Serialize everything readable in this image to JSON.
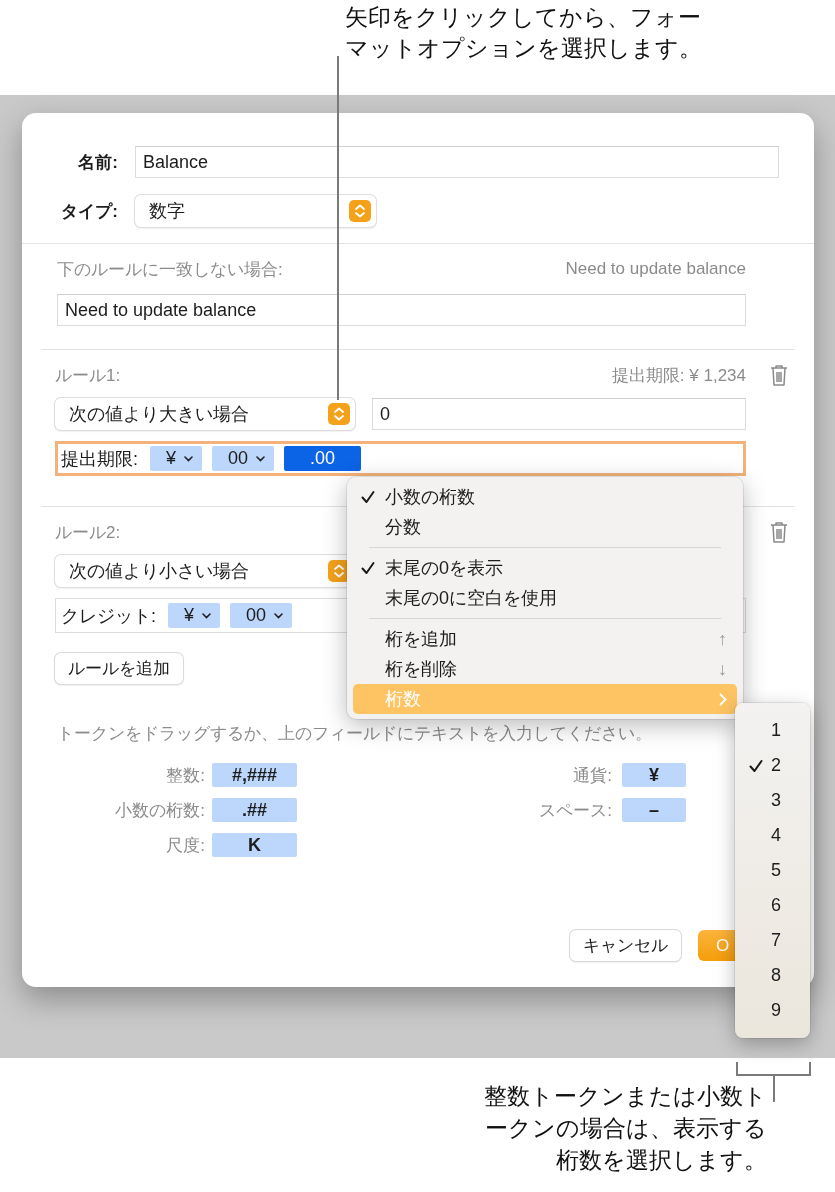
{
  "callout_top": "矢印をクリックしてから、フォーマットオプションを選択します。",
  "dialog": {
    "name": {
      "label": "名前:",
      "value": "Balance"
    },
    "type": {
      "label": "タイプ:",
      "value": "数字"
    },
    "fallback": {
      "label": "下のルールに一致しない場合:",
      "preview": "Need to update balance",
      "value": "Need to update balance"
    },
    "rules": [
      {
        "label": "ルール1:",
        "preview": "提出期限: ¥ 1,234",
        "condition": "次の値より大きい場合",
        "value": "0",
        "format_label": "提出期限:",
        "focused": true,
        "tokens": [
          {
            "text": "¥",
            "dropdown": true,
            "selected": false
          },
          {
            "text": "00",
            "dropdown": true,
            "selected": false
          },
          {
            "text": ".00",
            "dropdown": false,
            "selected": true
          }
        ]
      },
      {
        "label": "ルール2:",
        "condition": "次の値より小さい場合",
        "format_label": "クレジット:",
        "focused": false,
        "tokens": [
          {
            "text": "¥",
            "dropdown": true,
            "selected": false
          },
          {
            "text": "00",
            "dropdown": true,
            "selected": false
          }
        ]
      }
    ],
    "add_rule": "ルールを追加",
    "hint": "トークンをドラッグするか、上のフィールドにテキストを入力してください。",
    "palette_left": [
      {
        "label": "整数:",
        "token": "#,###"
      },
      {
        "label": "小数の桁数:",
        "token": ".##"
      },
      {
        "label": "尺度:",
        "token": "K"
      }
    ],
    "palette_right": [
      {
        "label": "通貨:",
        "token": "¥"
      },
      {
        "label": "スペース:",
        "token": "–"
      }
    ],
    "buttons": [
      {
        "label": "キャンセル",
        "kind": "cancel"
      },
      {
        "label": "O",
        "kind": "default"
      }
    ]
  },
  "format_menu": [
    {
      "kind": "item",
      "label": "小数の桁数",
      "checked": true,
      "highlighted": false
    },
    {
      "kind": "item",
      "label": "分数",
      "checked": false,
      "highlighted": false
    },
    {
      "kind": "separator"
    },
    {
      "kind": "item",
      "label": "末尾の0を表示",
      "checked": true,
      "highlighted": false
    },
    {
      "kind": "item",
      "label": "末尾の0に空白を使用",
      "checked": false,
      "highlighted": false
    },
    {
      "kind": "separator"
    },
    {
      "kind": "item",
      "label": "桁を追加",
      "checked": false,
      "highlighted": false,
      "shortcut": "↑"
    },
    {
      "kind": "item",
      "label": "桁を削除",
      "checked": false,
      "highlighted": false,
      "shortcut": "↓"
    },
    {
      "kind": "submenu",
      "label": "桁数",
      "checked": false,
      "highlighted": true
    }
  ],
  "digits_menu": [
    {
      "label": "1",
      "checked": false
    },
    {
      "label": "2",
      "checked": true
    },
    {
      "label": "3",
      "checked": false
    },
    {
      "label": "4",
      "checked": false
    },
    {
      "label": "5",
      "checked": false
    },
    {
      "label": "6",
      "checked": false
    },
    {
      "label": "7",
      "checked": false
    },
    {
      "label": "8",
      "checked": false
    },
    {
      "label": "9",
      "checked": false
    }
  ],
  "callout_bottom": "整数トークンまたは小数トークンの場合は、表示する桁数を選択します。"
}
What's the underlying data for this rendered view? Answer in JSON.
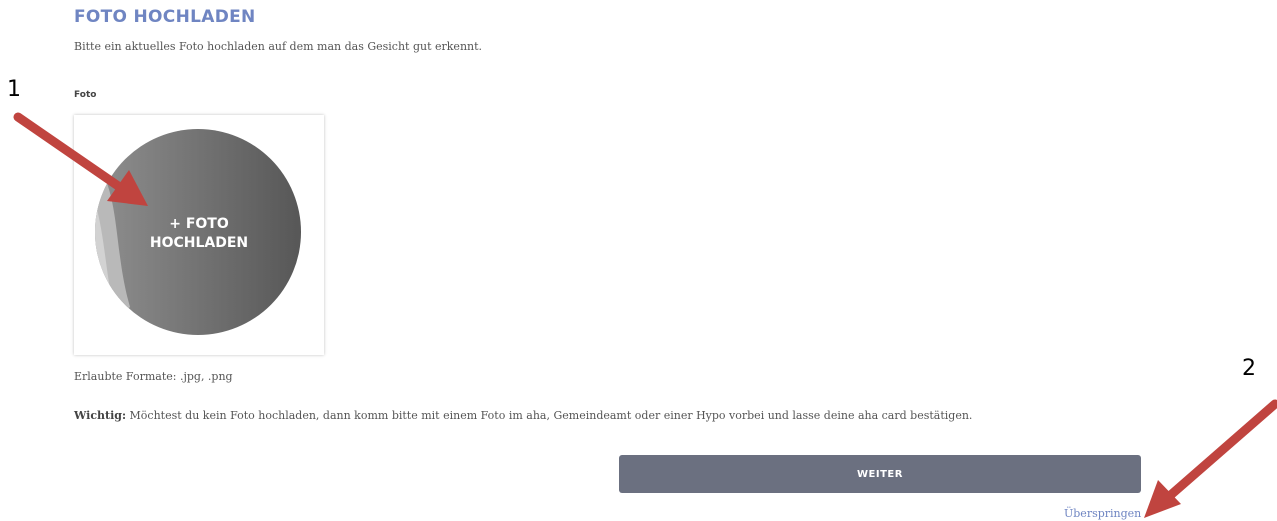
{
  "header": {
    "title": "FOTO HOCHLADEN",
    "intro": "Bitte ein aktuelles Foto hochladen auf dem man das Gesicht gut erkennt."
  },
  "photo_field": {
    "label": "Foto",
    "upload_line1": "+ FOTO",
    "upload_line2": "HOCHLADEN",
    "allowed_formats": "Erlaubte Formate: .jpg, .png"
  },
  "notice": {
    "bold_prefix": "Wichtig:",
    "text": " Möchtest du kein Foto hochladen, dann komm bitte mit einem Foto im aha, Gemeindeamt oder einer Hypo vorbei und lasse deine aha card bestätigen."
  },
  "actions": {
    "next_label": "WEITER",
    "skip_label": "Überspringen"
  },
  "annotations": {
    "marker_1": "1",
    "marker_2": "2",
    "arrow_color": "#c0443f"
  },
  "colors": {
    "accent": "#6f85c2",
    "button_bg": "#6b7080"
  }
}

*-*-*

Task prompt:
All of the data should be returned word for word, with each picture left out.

Answer below:
Serialize everything readable in this image to JSON.
{
  "callout_top": "矢印をクリックしてから、フォーマットオプションを選択します。",
  "dialog": {
    "name": {
      "label": "名前:",
      "value": "Balance"
    },
    "type": {
      "label": "タイプ:",
      "value": "数字"
    },
    "fallback": {
      "label": "下のルールに一致しない場合:",
      "preview": "Need to update balance",
      "value": "Need to update balance"
    },
    "rules": [
      {
        "label": "ルール1:",
        "preview": "提出期限: ¥ 1,234",
        "condition": "次の値より大きい場合",
        "value": "0",
        "format_label": "提出期限:",
        "focused": true,
        "tokens": [
          {
            "text": "¥",
            "dropdown": true,
            "selected": false
          },
          {
            "text": "00",
            "dropdown": true,
            "selected": false
          },
          {
            "text": ".00",
            "dropdown": false,
            "selected": true
          }
        ]
      },
      {
        "label": "ルール2:",
        "condition": "次の値より小さい場合",
        "format_label": "クレジット:",
        "focused": false,
        "tokens": [
          {
            "text": "¥",
            "dropdown": true,
            "selected": false
          },
          {
            "text": "00",
            "dropdown": true,
            "selected": false
          }
        ]
      }
    ],
    "add_rule": "ルールを追加",
    "hint": "トークンをドラッグするか、上のフィールドにテキストを入力してください。",
    "palette_left": [
      {
        "label": "整数:",
        "token": "#,###"
      },
      {
        "label": "小数の桁数:",
        "token": ".##"
      },
      {
        "label": "尺度:",
        "token": "K"
      }
    ],
    "palette_right": [
      {
        "label": "通貨:",
        "token": "¥"
      },
      {
        "label": "スペース:",
        "token": "–"
      }
    ],
    "buttons": [
      {
        "label": "キャンセル",
        "kind": "cancel"
      },
      {
        "label": "O",
        "kind": "default"
      }
    ]
  },
  "format_menu": [
    {
      "kind": "item",
      "label": "小数の桁数",
      "checked": true,
      "highlighted": false
    },
    {
      "kind": "item",
      "label": "分数",
      "checked": false,
      "highlighted": false
    },
    {
      "kind": "separator"
    },
    {
      "kind": "item",
      "label": "末尾の0を表示",
      "checked": true,
      "highlighted": false
    },
    {
      "kind": "item",
      "label": "末尾の0に空白を使用",
      "checked": false,
      "highlighted": false
    },
    {
      "kind": "separator"
    },
    {
      "kind": "item",
      "label": "桁を追加",
      "checked": false,
      "highlighted": false,
      "shortcut": "↑"
    },
    {
      "kind": "item",
      "label": "桁を削除",
      "checked": false,
      "highlighted": false,
      "shortcut": "↓"
    },
    {
      "kind": "submenu",
      "label": "桁数",
      "checked": false,
      "highlighted": true
    }
  ],
  "digits_menu": [
    {
      "label": "1",
      "checked": false
    },
    {
      "label": "2",
      "checked": true
    },
    {
      "label": "3",
      "checked": false
    },
    {
      "label": "4",
      "checked": false
    },
    {
      "label": "5",
      "checked": false
    },
    {
      "label": "6",
      "checked": false
    },
    {
      "label": "7",
      "checked": false
    },
    {
      "label": "8",
      "checked": false
    },
    {
      "label": "9",
      "checked": false
    }
  ],
  "callout_bottom": "整数トークンまたは小数トークンの場合は、表示する桁数を選択します。"
}
What's the underlying data for this rendered view? Answer in JSON.
{
  "header": {
    "title": "FOTO HOCHLADEN",
    "intro": "Bitte ein aktuelles Foto hochladen auf dem man das Gesicht gut erkennt."
  },
  "photo_field": {
    "label": "Foto",
    "upload_line1": "+ FOTO",
    "upload_line2": "HOCHLADEN",
    "allowed_formats": "Erlaubte Formate: .jpg, .png"
  },
  "notice": {
    "bold_prefix": "Wichtig:",
    "text": " Möchtest du kein Foto hochladen, dann komm bitte mit einem Foto im aha, Gemeindeamt oder einer Hypo vorbei und lasse deine aha card bestätigen."
  },
  "actions": {
    "next_label": "WEITER",
    "skip_label": "Überspringen"
  },
  "annotations": {
    "marker_1": "1",
    "marker_2": "2",
    "arrow_color": "#c0443f"
  },
  "colors": {
    "accent": "#6f85c2",
    "button_bg": "#6b7080"
  }
}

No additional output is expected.